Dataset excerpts
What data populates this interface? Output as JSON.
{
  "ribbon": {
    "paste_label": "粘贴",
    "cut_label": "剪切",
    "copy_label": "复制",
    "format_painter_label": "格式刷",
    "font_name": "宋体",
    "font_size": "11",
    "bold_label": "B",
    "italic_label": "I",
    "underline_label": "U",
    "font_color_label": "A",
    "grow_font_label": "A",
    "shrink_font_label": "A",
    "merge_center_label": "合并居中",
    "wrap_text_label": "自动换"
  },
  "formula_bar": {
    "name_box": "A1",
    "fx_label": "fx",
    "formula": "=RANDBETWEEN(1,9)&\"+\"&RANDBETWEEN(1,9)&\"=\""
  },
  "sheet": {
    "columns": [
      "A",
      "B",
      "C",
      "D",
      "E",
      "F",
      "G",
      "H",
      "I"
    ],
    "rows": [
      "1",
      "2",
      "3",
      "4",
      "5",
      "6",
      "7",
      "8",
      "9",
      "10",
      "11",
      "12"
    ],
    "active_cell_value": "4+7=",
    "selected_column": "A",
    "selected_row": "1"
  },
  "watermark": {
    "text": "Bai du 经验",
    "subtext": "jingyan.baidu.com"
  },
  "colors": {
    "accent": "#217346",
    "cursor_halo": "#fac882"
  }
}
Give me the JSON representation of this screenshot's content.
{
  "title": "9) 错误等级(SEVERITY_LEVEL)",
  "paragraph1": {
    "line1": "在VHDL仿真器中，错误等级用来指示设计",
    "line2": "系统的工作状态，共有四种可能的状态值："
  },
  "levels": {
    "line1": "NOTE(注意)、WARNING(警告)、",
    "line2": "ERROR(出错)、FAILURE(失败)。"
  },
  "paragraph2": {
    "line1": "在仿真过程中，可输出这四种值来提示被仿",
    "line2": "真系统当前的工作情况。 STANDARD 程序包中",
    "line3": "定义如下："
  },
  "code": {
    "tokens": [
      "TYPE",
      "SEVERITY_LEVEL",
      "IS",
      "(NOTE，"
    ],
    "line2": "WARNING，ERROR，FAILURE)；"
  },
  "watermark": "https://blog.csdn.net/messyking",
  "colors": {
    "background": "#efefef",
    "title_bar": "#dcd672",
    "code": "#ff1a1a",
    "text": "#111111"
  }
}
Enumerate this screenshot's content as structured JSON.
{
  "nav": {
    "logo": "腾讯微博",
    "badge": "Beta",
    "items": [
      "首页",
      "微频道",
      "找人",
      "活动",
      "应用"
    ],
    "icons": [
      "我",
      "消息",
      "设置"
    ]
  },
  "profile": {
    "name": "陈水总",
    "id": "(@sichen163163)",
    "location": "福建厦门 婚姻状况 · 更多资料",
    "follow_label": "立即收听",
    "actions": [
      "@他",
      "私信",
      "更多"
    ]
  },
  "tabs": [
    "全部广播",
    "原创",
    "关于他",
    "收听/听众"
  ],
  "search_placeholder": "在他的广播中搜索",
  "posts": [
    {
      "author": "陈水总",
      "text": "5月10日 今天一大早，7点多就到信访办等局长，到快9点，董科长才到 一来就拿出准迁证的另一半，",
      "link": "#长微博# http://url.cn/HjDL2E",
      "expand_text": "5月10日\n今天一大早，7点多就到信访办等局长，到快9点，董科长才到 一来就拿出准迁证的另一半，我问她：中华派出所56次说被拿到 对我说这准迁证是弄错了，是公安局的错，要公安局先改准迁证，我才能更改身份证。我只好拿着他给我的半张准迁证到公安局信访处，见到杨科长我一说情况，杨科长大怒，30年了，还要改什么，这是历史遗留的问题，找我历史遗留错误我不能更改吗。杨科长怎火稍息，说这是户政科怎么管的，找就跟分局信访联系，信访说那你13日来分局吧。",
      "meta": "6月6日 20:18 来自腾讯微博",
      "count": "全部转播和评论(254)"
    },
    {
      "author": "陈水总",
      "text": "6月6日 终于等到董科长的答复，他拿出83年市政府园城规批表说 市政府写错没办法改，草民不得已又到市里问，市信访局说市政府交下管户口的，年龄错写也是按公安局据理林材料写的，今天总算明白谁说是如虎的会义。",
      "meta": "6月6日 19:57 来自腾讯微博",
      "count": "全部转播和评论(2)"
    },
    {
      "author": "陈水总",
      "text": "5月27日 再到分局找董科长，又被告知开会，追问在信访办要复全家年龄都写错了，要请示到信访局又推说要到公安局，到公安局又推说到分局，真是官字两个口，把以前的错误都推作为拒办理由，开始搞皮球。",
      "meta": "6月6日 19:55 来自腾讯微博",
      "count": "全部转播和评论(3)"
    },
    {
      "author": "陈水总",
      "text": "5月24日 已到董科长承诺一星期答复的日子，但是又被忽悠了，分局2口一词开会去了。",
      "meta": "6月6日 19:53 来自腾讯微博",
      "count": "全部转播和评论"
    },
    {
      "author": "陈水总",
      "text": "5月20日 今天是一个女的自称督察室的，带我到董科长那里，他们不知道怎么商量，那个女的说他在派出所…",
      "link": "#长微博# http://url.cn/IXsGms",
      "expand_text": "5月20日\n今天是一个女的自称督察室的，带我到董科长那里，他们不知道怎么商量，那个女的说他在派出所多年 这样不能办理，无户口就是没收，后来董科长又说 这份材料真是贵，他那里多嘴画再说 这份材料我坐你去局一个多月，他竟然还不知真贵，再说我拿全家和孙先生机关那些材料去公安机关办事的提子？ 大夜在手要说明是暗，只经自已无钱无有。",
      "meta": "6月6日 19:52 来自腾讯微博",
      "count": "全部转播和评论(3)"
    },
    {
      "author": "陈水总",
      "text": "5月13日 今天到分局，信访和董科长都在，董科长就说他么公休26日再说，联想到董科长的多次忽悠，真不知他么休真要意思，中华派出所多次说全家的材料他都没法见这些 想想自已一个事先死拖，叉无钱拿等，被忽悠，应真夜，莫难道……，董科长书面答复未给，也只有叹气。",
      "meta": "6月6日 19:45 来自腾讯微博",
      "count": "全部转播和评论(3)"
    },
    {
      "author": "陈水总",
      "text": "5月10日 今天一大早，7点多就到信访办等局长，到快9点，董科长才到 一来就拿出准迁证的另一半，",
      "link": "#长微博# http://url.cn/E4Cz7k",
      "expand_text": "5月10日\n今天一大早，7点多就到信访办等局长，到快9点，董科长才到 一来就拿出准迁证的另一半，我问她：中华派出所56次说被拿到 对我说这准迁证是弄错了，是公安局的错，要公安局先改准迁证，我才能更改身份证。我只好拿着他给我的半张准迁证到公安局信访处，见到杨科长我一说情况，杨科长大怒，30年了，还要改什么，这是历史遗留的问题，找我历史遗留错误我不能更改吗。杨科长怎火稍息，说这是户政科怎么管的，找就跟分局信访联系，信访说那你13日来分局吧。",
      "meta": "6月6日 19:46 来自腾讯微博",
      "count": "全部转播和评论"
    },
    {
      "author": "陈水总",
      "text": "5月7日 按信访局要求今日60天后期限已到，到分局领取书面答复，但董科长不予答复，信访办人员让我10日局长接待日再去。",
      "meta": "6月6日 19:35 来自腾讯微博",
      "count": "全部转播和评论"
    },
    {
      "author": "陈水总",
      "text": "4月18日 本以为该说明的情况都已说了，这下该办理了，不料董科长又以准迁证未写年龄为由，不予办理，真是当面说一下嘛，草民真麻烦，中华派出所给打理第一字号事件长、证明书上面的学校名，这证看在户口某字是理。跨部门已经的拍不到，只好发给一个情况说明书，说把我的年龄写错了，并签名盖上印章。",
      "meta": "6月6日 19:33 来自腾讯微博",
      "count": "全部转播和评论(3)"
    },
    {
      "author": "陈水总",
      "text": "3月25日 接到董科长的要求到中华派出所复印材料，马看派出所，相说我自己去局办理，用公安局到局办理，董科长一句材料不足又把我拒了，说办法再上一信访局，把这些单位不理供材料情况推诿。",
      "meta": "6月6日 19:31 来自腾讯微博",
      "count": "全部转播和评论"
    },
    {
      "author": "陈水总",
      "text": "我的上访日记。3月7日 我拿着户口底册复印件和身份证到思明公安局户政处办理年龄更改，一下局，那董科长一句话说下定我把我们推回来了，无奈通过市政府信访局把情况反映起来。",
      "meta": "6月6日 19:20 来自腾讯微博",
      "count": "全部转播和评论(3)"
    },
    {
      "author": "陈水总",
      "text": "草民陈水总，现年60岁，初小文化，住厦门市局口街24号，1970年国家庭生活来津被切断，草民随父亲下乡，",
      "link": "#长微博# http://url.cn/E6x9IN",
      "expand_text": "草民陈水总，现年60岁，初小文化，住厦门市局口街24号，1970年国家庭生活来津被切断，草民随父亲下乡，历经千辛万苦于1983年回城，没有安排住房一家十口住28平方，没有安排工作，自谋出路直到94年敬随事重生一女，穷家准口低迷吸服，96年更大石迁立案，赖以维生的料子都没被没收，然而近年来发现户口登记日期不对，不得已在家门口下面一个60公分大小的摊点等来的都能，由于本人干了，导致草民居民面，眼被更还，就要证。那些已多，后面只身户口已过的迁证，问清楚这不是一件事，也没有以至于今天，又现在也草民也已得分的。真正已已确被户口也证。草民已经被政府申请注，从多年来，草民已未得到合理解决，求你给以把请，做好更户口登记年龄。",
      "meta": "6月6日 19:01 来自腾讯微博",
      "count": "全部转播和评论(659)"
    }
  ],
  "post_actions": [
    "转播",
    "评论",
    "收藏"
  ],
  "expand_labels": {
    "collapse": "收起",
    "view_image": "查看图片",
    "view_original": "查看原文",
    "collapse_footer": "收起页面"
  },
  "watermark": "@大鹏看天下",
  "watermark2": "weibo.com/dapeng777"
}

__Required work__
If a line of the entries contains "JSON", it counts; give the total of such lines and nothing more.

__Response to this task__
3